Papa Bois (n): Is a folklore character, usually depicted as having a man’s head, chest and arms. Papa Bois has goat-horns on his head and the lower body of a goat or similar animal. He is the protector of animals in the forests and can change himself into animal forms to lead hunters away. <French Creole Papa ‘father’ + French Bois ‘woods; forest’>
Papa Bois Folklore
Firstly, folklore in Trinidad and Tobago and many parts of the Caribbean are inspired by the West African and French Creole peoples who came to the islands centuries ago. Secondly, many of their spiritual beliefs and practices were incorporated into the stories shared today. Lastly, some characters in our folklore may even be versions of divinities revered by ancient societies. However, there may have also been a fusion of ideas with the Amerindians and the Westerners, resulting in even more complex mythicisms. Also, stories of encounters with strange folks are not as prevalent as when electricity was scarce, and there were more areas dominated by “bush”. However, that does not mean this rich collection of characters have been accused or disremembered. Above all, they still occupy our combined cognisance and maybe our woods.
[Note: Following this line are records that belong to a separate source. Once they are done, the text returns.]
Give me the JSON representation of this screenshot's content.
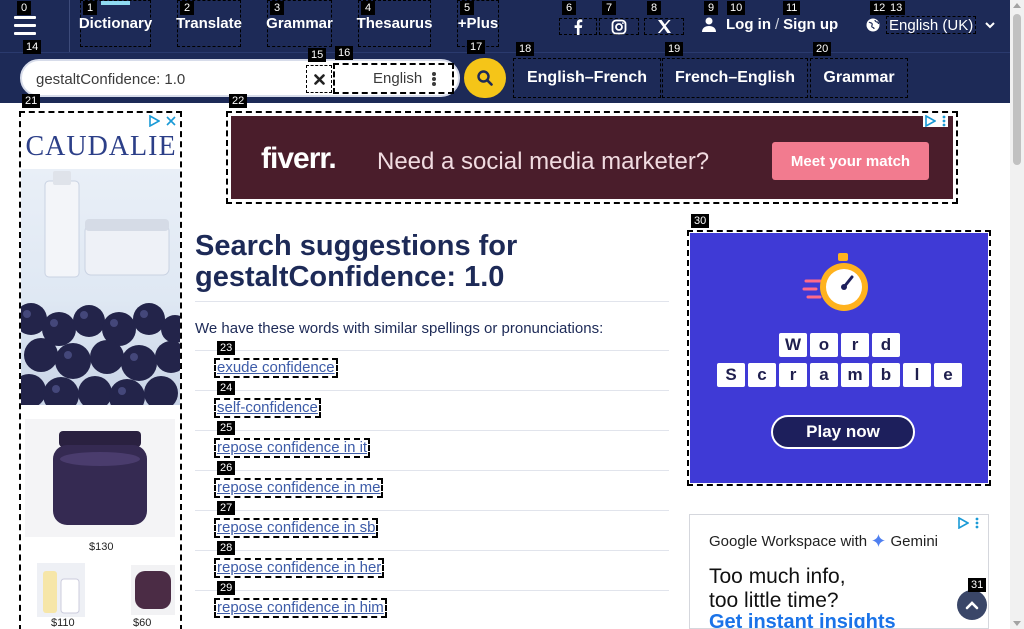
{
  "header": {
    "tabs": [
      {
        "label": "Dictionary",
        "badge": "1"
      },
      {
        "label": "Translate",
        "badge": "2"
      },
      {
        "label": "Grammar",
        "badge": "3"
      },
      {
        "label": "Thesaurus",
        "badge": "4"
      },
      {
        "label": "+Plus",
        "badge": "5"
      }
    ],
    "menu_badge": "0",
    "social": [
      {
        "icon": "facebook-icon",
        "badge": "6"
      },
      {
        "icon": "instagram-icon",
        "badge": "7"
      },
      {
        "icon": "x-icon",
        "badge": "8"
      }
    ],
    "auth": {
      "login_label": "Log in",
      "separator": "/",
      "signup_label": "Sign up",
      "user_badge": "9",
      "login_badge": "10",
      "signup_badge": "11"
    },
    "language": {
      "label": "English (UK)",
      "badge_globe": "12",
      "badge_label": "13"
    }
  },
  "search": {
    "value": "gestaltConfidence: 1.0",
    "input_badge": "14",
    "clear_badge": "15",
    "dictionary_select": "English",
    "select_badge": "16",
    "search_badge": "17"
  },
  "quick_links": [
    {
      "label": "English–French",
      "badge": "18"
    },
    {
      "label": "French–English",
      "badge": "19"
    },
    {
      "label": "Grammar",
      "badge": "20"
    }
  ],
  "left_ad": {
    "badge": "21",
    "brand": "CAUDALIE",
    "prices": [
      "$130",
      "$110",
      "$60"
    ]
  },
  "banner_ad": {
    "badge": "22",
    "brand": "fiverr.",
    "headline": "Need a social media marketer?",
    "cta": "Meet your match"
  },
  "main": {
    "title_line1": "Search suggestions for",
    "title_line2": "gestaltConfidence: 1.0",
    "intro": "We have these words with similar spellings or pronunciations:",
    "suggestions": [
      {
        "text": "exude confidence",
        "badge": "23"
      },
      {
        "text": "self-confidence",
        "badge": "24"
      },
      {
        "text": "repose confidence in it",
        "badge": "25"
      },
      {
        "text": "repose confidence in me",
        "badge": "26"
      },
      {
        "text": "repose confidence in sb",
        "badge": "27"
      },
      {
        "text": "repose confidence in her",
        "badge": "28"
      },
      {
        "text": "repose confidence in him",
        "badge": "29"
      }
    ]
  },
  "right_ad": {
    "badge": "30",
    "row1": [
      "W",
      "o",
      "r",
      "d"
    ],
    "row2": [
      "S",
      "c",
      "r",
      "a",
      "m",
      "b",
      "l",
      "e"
    ],
    "cta": "Play now"
  },
  "google_ad": {
    "line1": "Google Workspace with",
    "gemini": "Gemini",
    "headline1": "Too much info,",
    "headline2": "too little time?",
    "cta": "Get instant insights"
  },
  "scroll_top_badge": "31",
  "colors": {
    "brand_navy": "#1d2a57",
    "accent_yellow": "#f5c518",
    "link_blue": "#3c5ba8"
  }
}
In conclusion, Papa Bois is a Trinis oral tradition meant to pass on the next generation’s stories. Buck, Douen, Phantom, Mermaids, Mama D’Leau and Loup Garou are stories in the oral folklore tradition. Other Trinidad phrases in the vernacular are Bad John, Doux-Doux and Jhorts.
Featured Image by KongQueror.